Trade wars are good, and easy to win.
 

HayJenn

Former Staff
Jul 2014
72,321
63,387
CA
Trump on Tuesday rushed to placate furious farmers and Senate Republicans about his escalating trade war with China, with lawmakers now considering a package of fresh bailout funds to quell a rebellion in agricultural states.

The fresh uproar came as farmers, lawmakers, business executives, and global investors are looking to Trump for clues on how far he intends to take the trade showdown with China. On Monday, Trump suggested the standoff could last years and lead to structural changes in the global economy.

On Tuesday, Trump offered conflicting forecasts, musing that a deal could come in the next month but also predicting a furious economic battle with Beijing.

https://www.washingtonpost.com/?reload=true

Already gave them 12 billion dollars

Now he wants to give them 15 billion more

And where is that money going to come from?
 
Feb 2011
18,941
13,826
The formerly great golden state
Trump on Tuesday rushed to placate furious farmers and Senate Republicans about his escalating trade war with China, with lawmakers now considering a package of fresh bailout funds to quell a rebellion in agricultural states.

The fresh uproar came as farmers, lawmakers, business executives, and global investors are looking to Trump for clues on how far he intends to take the trade showdown with China. On Monday, Trump suggested the standoff could last years and lead to structural changes in the global economy.

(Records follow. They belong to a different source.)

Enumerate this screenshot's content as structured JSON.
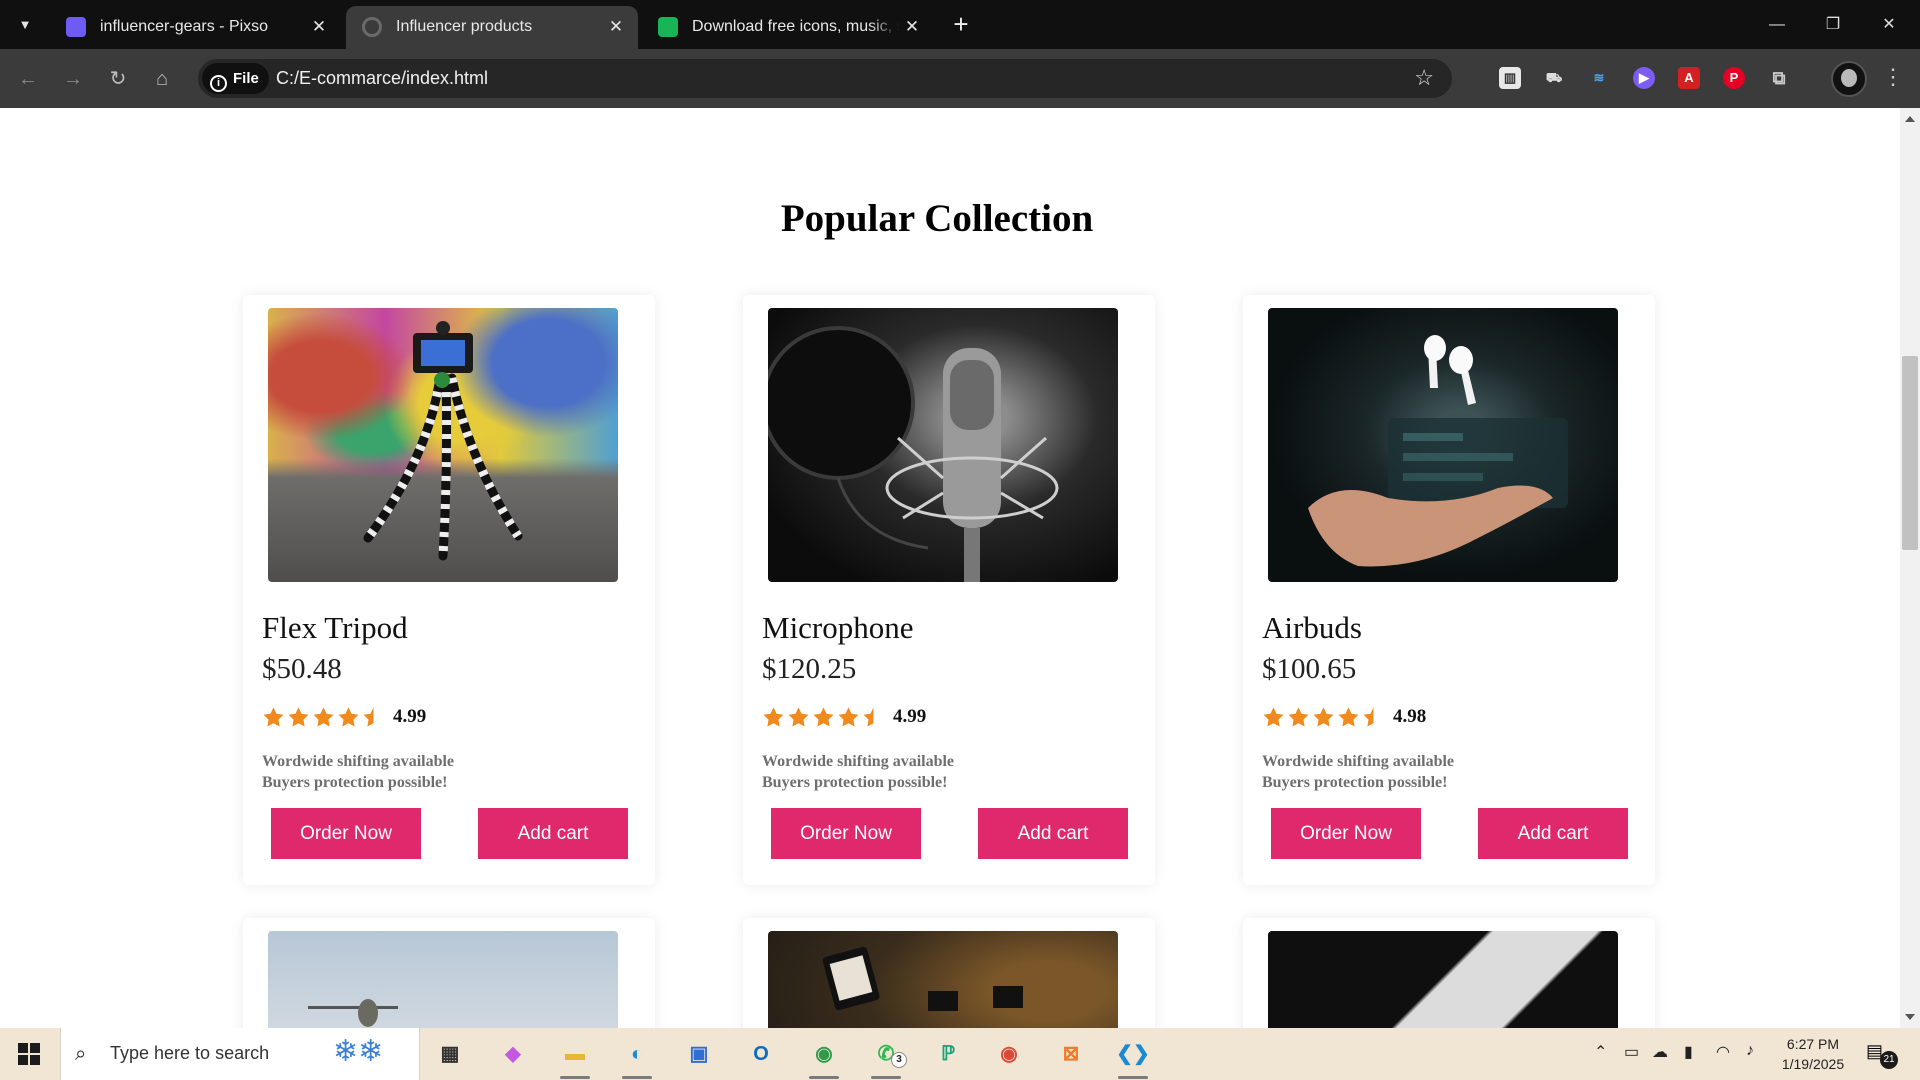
{
  "browser": {
    "tabs": [
      {
        "title": "influencer-gears - Pixso",
        "close": "✕"
      },
      {
        "title": "Influencer products",
        "close": "✕"
      },
      {
        "title": "Download free icons, music, stock",
        "close": "✕"
      }
    ],
    "new_tab": "+",
    "address": {
      "chip_label": "File",
      "url": "C:/E-commarce/index.html"
    }
  },
  "page": {
    "section_title": "Popular Collection",
    "products": [
      {
        "name": "Flex Tripod",
        "price": "$50.48",
        "rating": "4.99",
        "rating_stars": 4.5,
        "ship_line1": "Wordwide shifting available",
        "ship_line2": "Buyers protection possible!",
        "order_label": "Order Now",
        "cart_label": "Add cart"
      },
      {
        "name": "Microphone",
        "price": "$120.25",
        "rating": "4.99",
        "rating_stars": 4.5,
        "ship_line1": "Wordwide shifting available",
        "ship_line2": "Buyers protection possible!",
        "order_label": "Order Now",
        "cart_label": "Add cart"
      },
      {
        "name": "Airbuds",
        "price": "$100.65",
        "rating": "4.98",
        "rating_stars": 4.5,
        "ship_line1": "Wordwide shifting available",
        "ship_line2": "Buyers protection possible!",
        "order_label": "Order Now",
        "cart_label": "Add cart"
      }
    ],
    "colors": {
      "button": "#e0286d",
      "star": "#f08a1c"
    }
  },
  "taskbar": {
    "search_placeholder": "Type here to search",
    "whatsapp_badge": "3",
    "clock_time": "6:27 PM",
    "clock_date": "1/19/2025",
    "notification_count": "21"
  }
}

On Tuesday, Trump offered conflicting forecasts, musing that a deal could come in the next month but also predicting a furious economic battle with Beijing.

https://www.washingtonpost.com/?reload=true

Already gave them 12 billion dollars

Now he wants to give them 15 billion more

And where is that money going to come from?
He'll just borrow it.
Borrowing money is good, and easy to pay back.
 
May 2012
70,483
14,291
By the wall
Trump on Tuesday rushed to placate furious farmers and Senate Republicans about his escalating trade war with China, with lawmakers now considering a package of fresh bailout funds to quell a rebellion in agricultural states.

The fresh uproar came as farmers, lawmakers, business executives, and global investors are looking to Trump for clues on how far he intends to take the trade showdown with China. On Monday, Trump suggested the standoff could last years and lead to structural changes in the global economy.

On Tuesday, Trump offered conflicting forecasts, musing that a deal could come in the next month but also predicting a furious economic battle with Beijing.

https://www.washingtonpost.com/?reload=true

Already gave them 12 billion dollars

Now he wants to give them 15 billion more

And where is that money going to come from?
Take it from Planned Parenthood.
 

Singularity

Moderator
Oct 2009
33,987
28,897
Kansas
Is it better to deal with Chinese now when their economy is basically a house of cards, or wait until they have true power?
This isn't really "dealing with the Chinese."

We're expending massive amounts of global political capital and paying a not-insignificant economic cost to worsen their pre-existing slowdown.

The result is all but inevitable: China will recover, and we'll be seen as an obstinate bully. Meanwhile, it's not at all clear our farmers will recover.
 
May 2019
4,208
4,904
A Van Down by the River...
I fear this affects the small-mid-size family farmers the hardest. They don't have the reserves or the access to credit to sustain prolonged interruptions to their revenue stream. That's a shame.
Large corporate farms will be able to squeeze out the small competitors.
So, a big win for capitalism, I guess.
I'm agin' it.